What comes to mind when you hear the word “hacker”? For many of us, the answer is probably something like, “cybercriminal” or “data breach” or “stolen data”. While all of these answers can be relevant when discussing hackers, they don’t represent hacking in a holistic way.
Dictionary definitions for hacker include:
- A person who uses computers to gain unauthorized access to data; informal: an enthusiastic and skillful computer programmer or user. (Oxford Dictionary)
- A person who is skilled in the use of computer systems, often one who illegally obtains access to private computer systems. (Cambridge Dictionary)
- An expert at programming and solving problems with a computer; a person who illegally gains access to and sometimes tampers with information in a computer system. (Merriam-Webster)
Each of these definitions reenforces negative connotations surrounding hacking by highlighting aspects such as “unauthorized” or “illegally obtained” access. However, the more generic descriptions, such as “skillful computer programmer”, better represent hackers as a whole.
The term hacker should be used as a neutral title that is built upon based on the intentions and behaviors of the hackers themselves. In the hacking world, these more descriptive titles are referred to as hats.
Not all heroes where capes, and not all hackers are villains. While the methods for hacking may be the same across the board, the motivations of hackers are what sets them apart. White hat hackers, also known as ethical hackers, use their computer skills for the good. These experts may work individually or as employees for specific companies. Their main goal is to identify vulnerabilities and security holes within computer systems in order prevent future exploitation. One example of this is known as penetration testing.
Some companies implement bug bounty programs or vulnerability disclosure programs which allow freelance white hat hackers to submit security flaws to developers and be compensated for their findings.

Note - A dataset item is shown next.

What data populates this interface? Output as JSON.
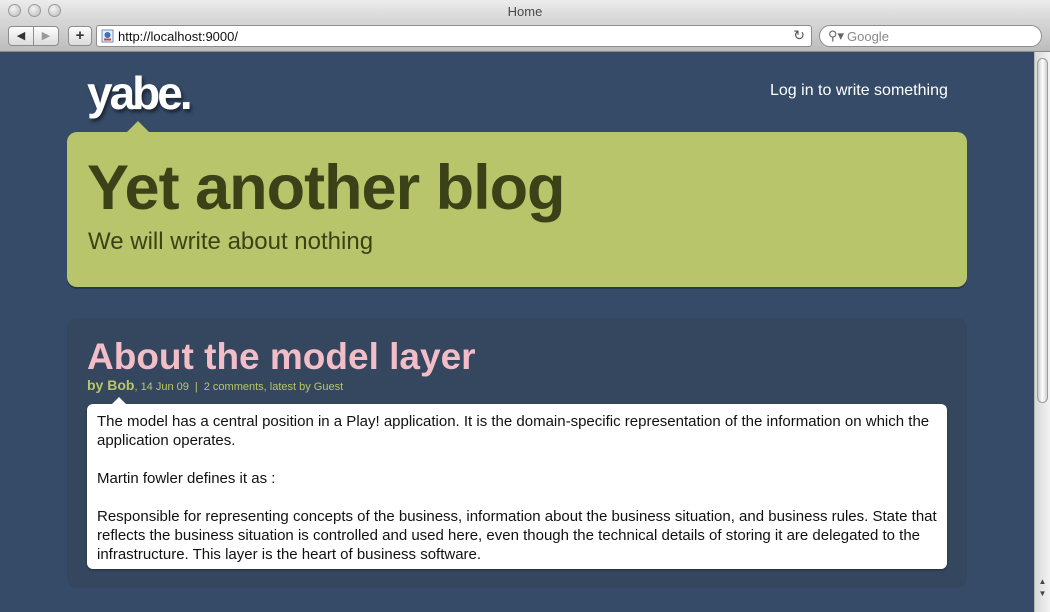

Black hat hackers, also known as unethical hackers, embody the stereotypical hacker image. These hackers are also the most common type to be mentioned in news cycles and other mainstream media such as tv shows and movies. These individuals infiltrate computer systems for their own agenda. Common malicious hacks include malware, ransomware, identity theft, and data theft – each of which are used for the cybercriminal’s personal, typically financial, gain.
Hats, like most things, aren’t always black and white. Some hackers fall into an ethical gray area and are referred to as – you guessed it – gray hat hackers. Gray Hats may not exploit weaknesses the way Black Hats do, but they also don’t have permission to be snooping around for security flaws either. In these cases, hackers gain what is considered illegal access to computer systems, but subsequently disclose the insecurity to the appropriate party so it can be fixed.
As you can see, hackers aren’t always as evil as mainstream media makes them out to be. Though they aren’t given the same level of attention, some hackers are doing a public service by helping companies identify and resolve vulnerabilities that would otherwise threaten the security of both business and user information.